Every garden has areas that are prone to being hot and dry in the summer months. Hosepipe bans and water shortages can make these areas even more difficult to maintain. However, careful soil preparation and the correct choice of plants can help to make dry areas to become more sustainable and also very attractive. Plants that require a well drained soil and hot sunny positions are often highly floriferous, and can used to fill those sunny dry areas with vibrant colour.
In drier sunny areas of the garden it is best to plant plants that require less watering. In general it is best to avoid plants with large leaf areas, as these will quickly lose moisture through the leaves. Plants that have small waxy/glossy, feathery or hairy leaves can often cope better with less moisture and higher temperatures. Silver leafed plants are good at reflecting the suns rays and keeping cooler. In particular, fleshy succulent plants have the ability to retain water in order to survive long drought conditions. Other plants develop very deep root systems that enable them to seek-out moisture in lower soil levels.

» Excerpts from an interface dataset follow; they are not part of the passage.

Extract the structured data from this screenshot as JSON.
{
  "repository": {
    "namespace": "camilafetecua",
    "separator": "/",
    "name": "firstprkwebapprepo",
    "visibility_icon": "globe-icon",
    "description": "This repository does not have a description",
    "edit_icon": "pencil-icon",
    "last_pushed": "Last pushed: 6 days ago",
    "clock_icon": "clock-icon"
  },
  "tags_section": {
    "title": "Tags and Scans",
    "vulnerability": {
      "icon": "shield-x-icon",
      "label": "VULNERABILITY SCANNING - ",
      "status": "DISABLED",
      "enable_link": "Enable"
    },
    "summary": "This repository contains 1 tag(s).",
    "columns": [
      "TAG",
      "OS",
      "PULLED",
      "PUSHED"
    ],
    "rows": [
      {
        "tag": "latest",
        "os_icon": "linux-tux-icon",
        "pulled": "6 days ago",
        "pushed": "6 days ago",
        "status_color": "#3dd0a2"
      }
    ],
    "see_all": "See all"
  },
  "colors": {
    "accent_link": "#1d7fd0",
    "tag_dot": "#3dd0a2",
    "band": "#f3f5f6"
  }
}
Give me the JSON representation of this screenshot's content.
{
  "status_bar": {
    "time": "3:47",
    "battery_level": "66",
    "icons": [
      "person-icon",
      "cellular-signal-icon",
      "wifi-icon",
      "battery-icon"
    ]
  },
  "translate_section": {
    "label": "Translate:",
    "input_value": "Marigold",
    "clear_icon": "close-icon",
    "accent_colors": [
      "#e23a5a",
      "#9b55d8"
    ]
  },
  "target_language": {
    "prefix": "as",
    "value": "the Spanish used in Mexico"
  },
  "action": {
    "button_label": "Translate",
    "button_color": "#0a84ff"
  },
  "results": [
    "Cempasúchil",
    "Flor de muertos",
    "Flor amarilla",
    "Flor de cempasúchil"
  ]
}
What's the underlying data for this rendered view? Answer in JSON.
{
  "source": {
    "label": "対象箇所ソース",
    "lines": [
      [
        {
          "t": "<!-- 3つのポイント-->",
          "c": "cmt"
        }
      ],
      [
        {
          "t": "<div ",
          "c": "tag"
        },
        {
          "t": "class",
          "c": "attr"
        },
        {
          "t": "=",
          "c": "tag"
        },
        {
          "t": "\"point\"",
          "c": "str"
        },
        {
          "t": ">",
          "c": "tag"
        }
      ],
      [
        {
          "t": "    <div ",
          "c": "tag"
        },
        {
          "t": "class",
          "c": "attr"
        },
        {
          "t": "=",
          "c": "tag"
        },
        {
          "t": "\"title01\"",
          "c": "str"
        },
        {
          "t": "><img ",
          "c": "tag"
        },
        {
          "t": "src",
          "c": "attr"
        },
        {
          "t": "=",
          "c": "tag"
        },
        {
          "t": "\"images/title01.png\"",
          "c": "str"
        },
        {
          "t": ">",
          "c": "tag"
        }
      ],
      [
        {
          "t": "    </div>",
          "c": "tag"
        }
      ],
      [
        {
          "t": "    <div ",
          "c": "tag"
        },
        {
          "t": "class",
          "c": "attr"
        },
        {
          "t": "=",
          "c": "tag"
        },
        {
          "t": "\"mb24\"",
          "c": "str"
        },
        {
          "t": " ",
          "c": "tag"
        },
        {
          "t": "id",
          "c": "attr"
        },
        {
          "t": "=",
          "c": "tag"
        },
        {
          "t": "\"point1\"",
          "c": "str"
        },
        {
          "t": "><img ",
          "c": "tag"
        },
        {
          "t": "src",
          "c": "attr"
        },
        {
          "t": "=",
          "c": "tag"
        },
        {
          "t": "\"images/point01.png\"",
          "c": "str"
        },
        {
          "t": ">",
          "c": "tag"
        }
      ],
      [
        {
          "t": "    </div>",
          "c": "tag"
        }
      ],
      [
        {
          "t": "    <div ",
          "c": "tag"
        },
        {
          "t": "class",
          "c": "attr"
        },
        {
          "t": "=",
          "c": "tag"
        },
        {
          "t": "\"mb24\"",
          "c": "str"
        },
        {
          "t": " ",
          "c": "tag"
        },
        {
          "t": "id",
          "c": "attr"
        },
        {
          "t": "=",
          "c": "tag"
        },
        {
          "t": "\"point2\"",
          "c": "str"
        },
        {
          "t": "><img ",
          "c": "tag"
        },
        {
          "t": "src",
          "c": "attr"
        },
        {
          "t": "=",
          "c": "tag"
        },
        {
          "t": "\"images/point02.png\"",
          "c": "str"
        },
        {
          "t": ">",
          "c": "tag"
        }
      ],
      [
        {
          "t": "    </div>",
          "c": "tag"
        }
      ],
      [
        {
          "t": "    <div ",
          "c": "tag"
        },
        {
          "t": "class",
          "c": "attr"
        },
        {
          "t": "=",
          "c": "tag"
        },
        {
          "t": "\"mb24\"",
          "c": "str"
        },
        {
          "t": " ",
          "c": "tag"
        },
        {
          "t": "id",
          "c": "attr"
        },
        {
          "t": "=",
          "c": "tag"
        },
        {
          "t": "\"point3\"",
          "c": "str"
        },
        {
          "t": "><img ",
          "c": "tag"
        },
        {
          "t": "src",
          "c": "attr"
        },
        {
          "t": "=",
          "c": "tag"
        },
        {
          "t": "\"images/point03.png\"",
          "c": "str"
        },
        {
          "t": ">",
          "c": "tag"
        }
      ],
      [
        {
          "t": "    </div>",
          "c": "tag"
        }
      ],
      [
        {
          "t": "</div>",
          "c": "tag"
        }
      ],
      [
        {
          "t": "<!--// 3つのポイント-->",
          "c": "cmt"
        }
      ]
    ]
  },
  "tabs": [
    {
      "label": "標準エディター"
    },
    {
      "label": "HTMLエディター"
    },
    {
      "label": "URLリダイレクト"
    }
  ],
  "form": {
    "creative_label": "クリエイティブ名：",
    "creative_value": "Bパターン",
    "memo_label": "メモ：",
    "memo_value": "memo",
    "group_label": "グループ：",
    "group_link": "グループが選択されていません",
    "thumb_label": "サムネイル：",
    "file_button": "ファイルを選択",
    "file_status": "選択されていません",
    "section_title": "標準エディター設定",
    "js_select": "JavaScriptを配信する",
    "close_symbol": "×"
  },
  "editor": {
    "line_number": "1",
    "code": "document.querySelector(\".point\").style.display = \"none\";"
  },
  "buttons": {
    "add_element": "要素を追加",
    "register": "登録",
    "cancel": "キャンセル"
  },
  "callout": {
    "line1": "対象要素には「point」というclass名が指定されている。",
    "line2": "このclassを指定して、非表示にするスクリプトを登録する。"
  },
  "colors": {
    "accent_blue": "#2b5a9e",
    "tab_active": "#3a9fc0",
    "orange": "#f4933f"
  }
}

Plants that originate from hot dry climates, such as Mediterranean areas, are often very adept at withstanding long dry spells, especially plants containing aromatic oils such as lavender and rosemary. However, its worth remembering that plants that are able to survive in drought conditions will not usually tolerate wet conditions, so you will also need to consider the conditions of the site in Autumn and Winter, when rainfall is higher. If the area is subject to water logging then drainage will need to be improved to prevent the plants rotting off in wet conditions.
Remember it is not just the open and sunny areas of the garden that can suffer drought conditions. Plants in the shade and/or under the rain shadow of walls, trees and hedges can also suffer. The ground under trees and hedges can become very dry because the tree, hedge or wall soaks up all the moisture available in the soil. Therefore it is best to plant plants, shrubs and bulbs that can cope with dry shade in these areas.
For a list of plants for dry shaded areas read our section on Plants for Dry Areas.
Remember that containers and hanging baskets need a lot more water than plants grown in the open ground. Therefore if water is scarce or hosepipe bans are likely, it may be better to fill the borders with plants that can cope with hot dry conditions rather than planting lots of hanging baskets and containers, which will need constant watering.
Plants that will not tolerate dry conditions are fruit and vegetables, as they require a constant supply of water, especially when producing fruit and tubers. Lack of water at this critical stage will decrease yields and the fruit or tuber will be prone to cracking or splitting, leading to wastage. Also, leafy vegetables can easily run to seed unless watered regularly. Particularly thirsty vegetable crops include beans, celery, cauliflowers, cabbages, cucumbers, leeks and peas. Therefore it is important that the soil in the vegetable plot contains plenty of organic matter, and once plants become established, they should be given a thick layer of mulch over the soil to keep in the moisture and provide nutrients.
Any bulky organic matter can be used as a mulch such as bark chippings, cocoa shells, well rotted manure, spent garden compost, leaf mould, grass clippings and even newspaper. Mulch should be applied to the soil in the spring when the ground is already wet, at a depth of at least 5 cm (2 in). Take care not to apply the mulch right up to plant's stems as this can make the stems rot. A good layer of mulch also has the added bonus of improving the fertility of the soil, providing nutrients and also suppressing weeds (which also rob the soil of moisture and nutrients).
If you are creating a new garden and do not have access to large amounts of organic matter them consider sowing a living mulch such as annual rye grass and digging this into the soil once it has grown. Also an ideal solution for the vegetable garden is to place layers of newspaper (black printed sections only) over the soil between the rows, cover with a light covering of soil to hold in place, then pierce the paper all over with a fork to allow rain water to penetrate.
Moisture loss can also be caused by a windy open aspect, therefore erecting some form of winter break can help reduce water loss by preventing evaporation.
When planting new plants, plant a little deeper than normal and leave a slight hollow around the plant so that water (including rainfall) naturally runs down towards it. Another good idea when planting, is to bury a small plastic pipe or upturned plastic bottle with the bottom cut-off, next to the plant. This can then be used to channel water directly to the roots at watering time.
For more water saving ideas see our article on Saving Water in the Garden.